Observations of near-surface vertical wind profiles and vertical momentum fluxes obtained from a Doppler lidar and instrumented towers deployed during VORTEX-SE in the spring of 2017 are analyzed. In particular, departures from the predictions of Monin–Obukhov similarity theory (MOST) are documented on thunderstorm days, both in the warm air masses ahead of storms and within the cool outflow of storms, where MOST assumptions (e.g., horizontal homogeneity and a steady state) are least credible. In these regions, it is found that the non-dimensional vertical wind shear near the surface commonly exceeds predictions by MOST. The departures from MOST have implications for the specification of the lower boundary condition in numerical simulations of convective storms. Documenting departures from MOST is a necessary first-step toward improving the lower boundary condition and parameterization of near-surface turbulence (“wall models”) in storm simulations.
Researchers leveraged a multi-scale dataset of observations from the second Wind Forecast Improvement Project field campaign in the northwest U.S. to diagnose and quantify systematic forecast errors in the operational High-Resolution Rapid Refresh (HRRR) model during weather events of particular concern to wind energy forecasting. Examples of such events are cold pools, gap flows, thermal troughs/marine pushes, mountain waves, and topographic wakes. This study describes the model development and testing undertaken during WFIP2, and demonstrates forecast improvements. Specifically, WFIP2 found that mean absolute errors in rotor-layer wind speed forecasts could be reduced by 5-20% in winter by improving the turbulent mixing lengths, horizontal diffusion, and gravity wave drag. The model improvements made in WFIP2 are also shown to be applicable to regions outside of complex terrain. Ongoing and future challenges in model development will also be discussed.
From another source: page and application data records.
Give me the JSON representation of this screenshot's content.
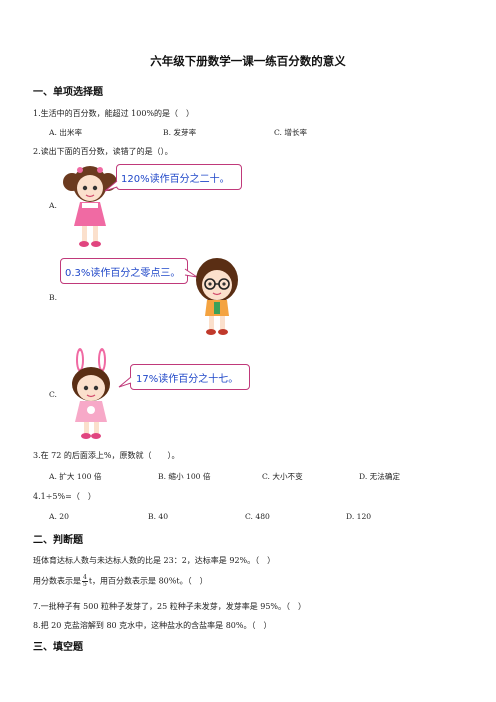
{
  "title": "六年级下册数学一课一练百分数的意义",
  "sections": {
    "s1": "一、单项选择题",
    "s2": "二、判断题",
    "s3": "三、填空题"
  },
  "q1": {
    "text": "1.生活中的百分数，能超过 100%的是（　）",
    "options": [
      "A. 出米率",
      "B. 发芽率",
      "C. 增长率"
    ]
  },
  "q2": {
    "text": "2.读出下面的百分数，读错了的是（）。",
    "a_label": "A.",
    "a_bubble": "120%读作百分之二十。",
    "b_label": "B.",
    "b_bubble": "0.3%读作百分之零点三。",
    "c_label": "C.",
    "c_bubble": "17%读作百分之十七。"
  },
  "q3": {
    "text": "3.在 72 的后面添上%，原数就（　　）。",
    "options": [
      "A. 扩大 100 倍",
      "B. 缩小 100 倍",
      "C. 大小不变",
      "D. 无法确定"
    ]
  },
  "q4": {
    "text": "4.1÷5%=（　）",
    "options": [
      "A. 20",
      "B. 40",
      "C. 480",
      "D. 120"
    ]
  },
  "judge": {
    "q5": "班体育达标人数与未达标人数的比是 23：2，达标率是 92%。（　）",
    "q6_pre": "用分数表示是",
    "q6_num": "4",
    "q6_den": "5",
    "q6_post": "t，用百分数表示是 80%t。（　）",
    "q7": "7.一批种子有 500 粒种子发芽了，25 粒种子未发芽，发芽率是 95%。（　）",
    "q8": "8.把 20 克盐溶解到 80 克水中，这种盐水的含盐率是 80%。（　）"
  },
  "colors": {
    "bubble_border": "#c0397a",
    "bubble_text": "#1f47c8",
    "girl_dress_pink": "#f06aa3",
    "hair_brown": "#6b3a1f"
  }
}
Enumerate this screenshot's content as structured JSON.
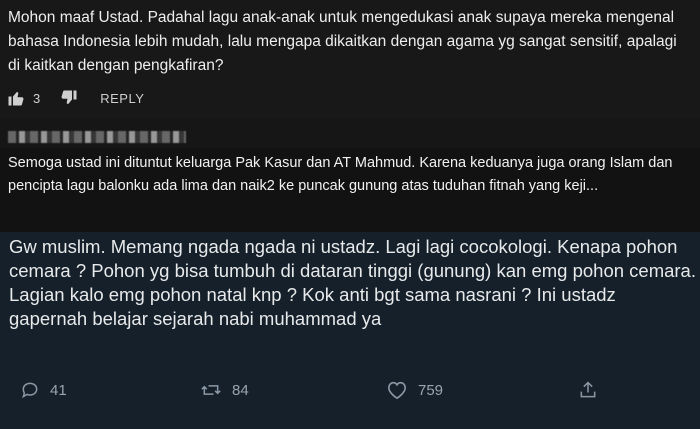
{
  "comment1": {
    "text": "Mohon maaf Ustad. Padahal lagu anak-anak untuk mengedukasi anak supaya mereka mengenal bahasa Indonesia lebih mudah, lalu mengapa dikaitkan dengan agama yg sangat sensitif, apalagi di kaitkan dengan pengkafiran?",
    "likes": "3",
    "reply_label": "REPLY",
    "icons": [
      "thumbs-up-icon",
      "thumbs-down-icon"
    ]
  },
  "comment2": {
    "text": "Semoga ustad ini dituntut keluarga Pak Kasur dan AT Mahmud. Karena keduanya juga orang Islam dan pencipta lagu balonku ada lima dan naik2 ke puncak gunung atas tuduhan fitnah yang keji..."
  },
  "tweet": {
    "text": "Gw muslim. Memang ngada ngada ni ustadz. Lagi lagi cocokologi. Kenapa pohon cemara ? Pohon yg bisa tumbuh di dataran tinggi (gunung) kan emg pohon cemara. Lagian kalo emg pohon natal knp ? Kok anti bgt sama nasrani ? Ini ustadz gapernah belajar sejarah nabi muhammad ya",
    "replies": "41",
    "retweets": "84",
    "likes": "759",
    "icons": [
      "reply-icon",
      "retweet-icon",
      "like-icon",
      "share-icon"
    ]
  },
  "colors": {
    "youtube_bg": "#181818",
    "instagram_bg": "#121212",
    "twitter_bg": "#15202b",
    "twitter_icon": "#8b98a5"
  }
}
September 11-13: GSD Model Development Branch Chief Georg Grell is a Lead Chair for the biennial Meteorology and Climate – Modeling for Air Quality Conference (MAC-MAQ) hosted by the University of California, Davis. The biennial three day conference brings together research scientists, experts, and professionals from around the world to discuss a wide range of topics related to meteorology for air quality applications. The primary focus is on understanding and improving meteorological modeling, understanding what is “under the hood” in the models, how experimental data can be used to improve them, and the importance of meteorology in air quality modeling applications.
September 19-20: Researchers from GSD, CIRES, and CIRA will present research progress at the annual Developmental Testbed Center (DTC) Science Advisory Board Meeting. The DTC is a distributed facility where the Numerical Weather Prediction (NWP) community can test and evaluate new models and techniques for use in research and operations. The DTC is a NOAA/NCAR collaboration, and the board is made of members of the U.S. NWP community including GSD's Curtis Alexander.